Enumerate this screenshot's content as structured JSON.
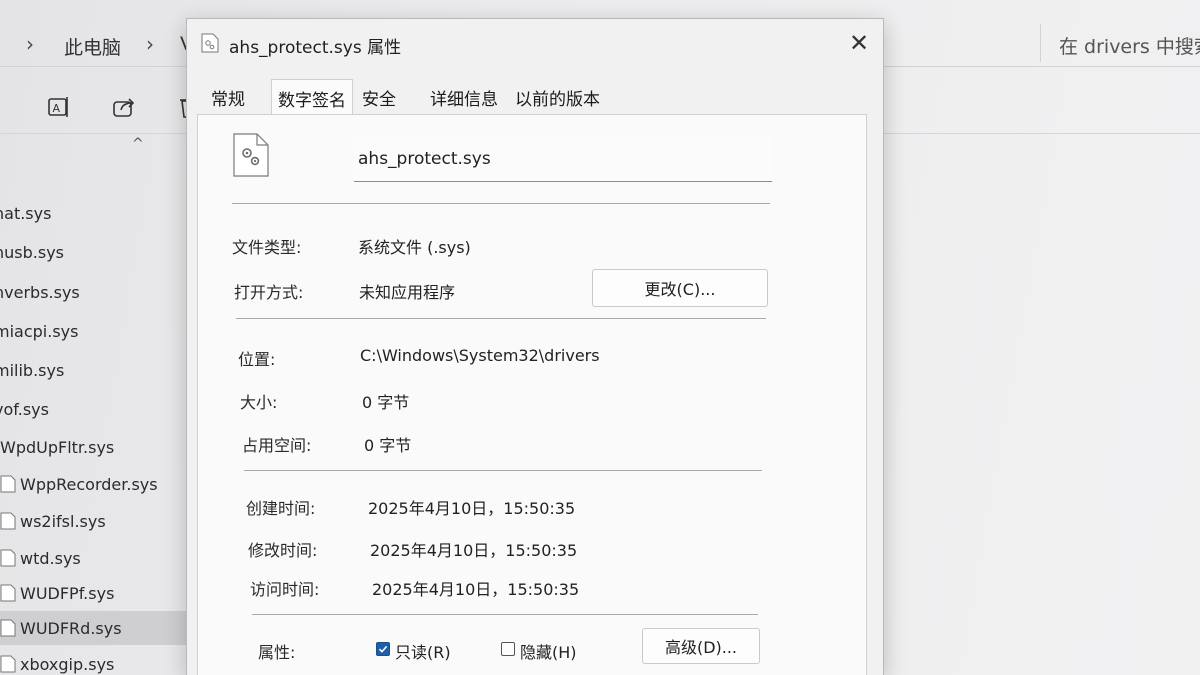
{
  "explorer": {
    "breadcrumb": {
      "item1": "此电脑",
      "item2_partial": "V"
    },
    "search_placeholder": "在 drivers 中搜索",
    "files": [
      {
        "name": "nat.sys"
      },
      {
        "name": "nusb.sys"
      },
      {
        "name": "nverbs.sys"
      },
      {
        "name": "miacpi.sys"
      },
      {
        "name": "milib.sys"
      },
      {
        "name": "vof.sys"
      },
      {
        "name": "WpdUpFltr.sys"
      },
      {
        "name": "WppRecorder.sys"
      },
      {
        "name": "ws2ifsl.sys"
      },
      {
        "name": "wtd.sys"
      },
      {
        "name": "WUDFPf.sys"
      },
      {
        "name": "WUDFRd.sys",
        "selected": true
      },
      {
        "name": "xboxgip.sys"
      }
    ]
  },
  "dialog": {
    "title": "ahs_protect.sys 属性",
    "tabs": [
      "常规",
      "数字签名",
      "安全",
      "详细信息",
      "以前的版本"
    ],
    "active_tab": "常规",
    "filename": "ahs_protect.sys",
    "file_type": {
      "label": "文件类型:",
      "value": "系统文件 (.sys)"
    },
    "opens_with": {
      "label": "打开方式:",
      "value": "未知应用程序",
      "button": "更改(C)..."
    },
    "location": {
      "label": "位置:",
      "value": "C:\\Windows\\System32\\drivers"
    },
    "size": {
      "label": "大小:",
      "value": "0 字节"
    },
    "size_on_disk": {
      "label": "占用空间:",
      "value": "0 字节"
    },
    "created": {
      "label": "创建时间:",
      "value": "2025年4月10日，15:50:35"
    },
    "modified": {
      "label": "修改时间:",
      "value": "2025年4月10日，15:50:35"
    },
    "accessed": {
      "label": "访问时间:",
      "value": "2025年4月10日，15:50:35"
    },
    "attributes": {
      "label": "属性:",
      "readonly": {
        "label": "只读(R)",
        "checked": true
      },
      "hidden": {
        "label": "隐藏(H)",
        "checked": false
      },
      "advanced_button": "高级(D)..."
    }
  }
}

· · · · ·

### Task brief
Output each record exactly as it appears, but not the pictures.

### Answer space
Enumerate this screenshot's content as structured JSON.
{
  "explorer": {
    "breadcrumb": {
      "item1": "此电脑",
      "item2_partial": "V"
    },
    "search_placeholder": "在 drivers 中搜索",
    "files": [
      {
        "name": "nat.sys"
      },
      {
        "name": "nusb.sys"
      },
      {
        "name": "nverbs.sys"
      },
      {
        "name": "miacpi.sys"
      },
      {
        "name": "milib.sys"
      },
      {
        "name": "vof.sys"
      },
      {
        "name": "WpdUpFltr.sys"
      },
      {
        "name": "WppRecorder.sys"
      },
      {
        "name": "ws2ifsl.sys"
      },
      {
        "name": "wtd.sys"
      },
      {
        "name": "WUDFPf.sys"
      },
      {
        "name": "WUDFRd.sys",
        "selected": true
      },
      {
        "name": "xboxgip.sys"
      }
    ]
  },
  "dialog": {
    "title": "ahs_protect.sys 属性",
    "tabs": [
      "常规",
      "数字签名",
      "安全",
      "详细信息",
      "以前的版本"
    ],
    "active_tab": "常规",
    "filename": "ahs_protect.sys",
    "file_type": {
      "label": "文件类型:",
      "value": "系统文件 (.sys)"
    },
    "opens_with": {
      "label": "打开方式:",
      "value": "未知应用程序",
      "button": "更改(C)..."
    },
    "location": {
      "label": "位置:",
      "value": "C:\\Windows\\System32\\drivers"
    },
    "size": {
      "label": "大小:",
      "value": "0 字节"
    },
    "size_on_disk": {
      "label": "占用空间:",
      "value": "0 字节"
    },
    "created": {
      "label": "创建时间:",
      "value": "2025年4月10日，15:50:35"
    },
    "modified": {
      "label": "修改时间:",
      "value": "2025年4月10日，15:50:35"
    },
    "accessed": {
      "label": "访问时间:",
      "value": "2025年4月10日，15:50:35"
    },
    "attributes": {
      "label": "属性:",
      "readonly": {
        "label": "只读(R)",
        "checked": true
      },
      "hidden": {
        "label": "隐藏(H)",
        "checked": false
      },
      "advanced_button": "高级(D)..."
    }
  }
}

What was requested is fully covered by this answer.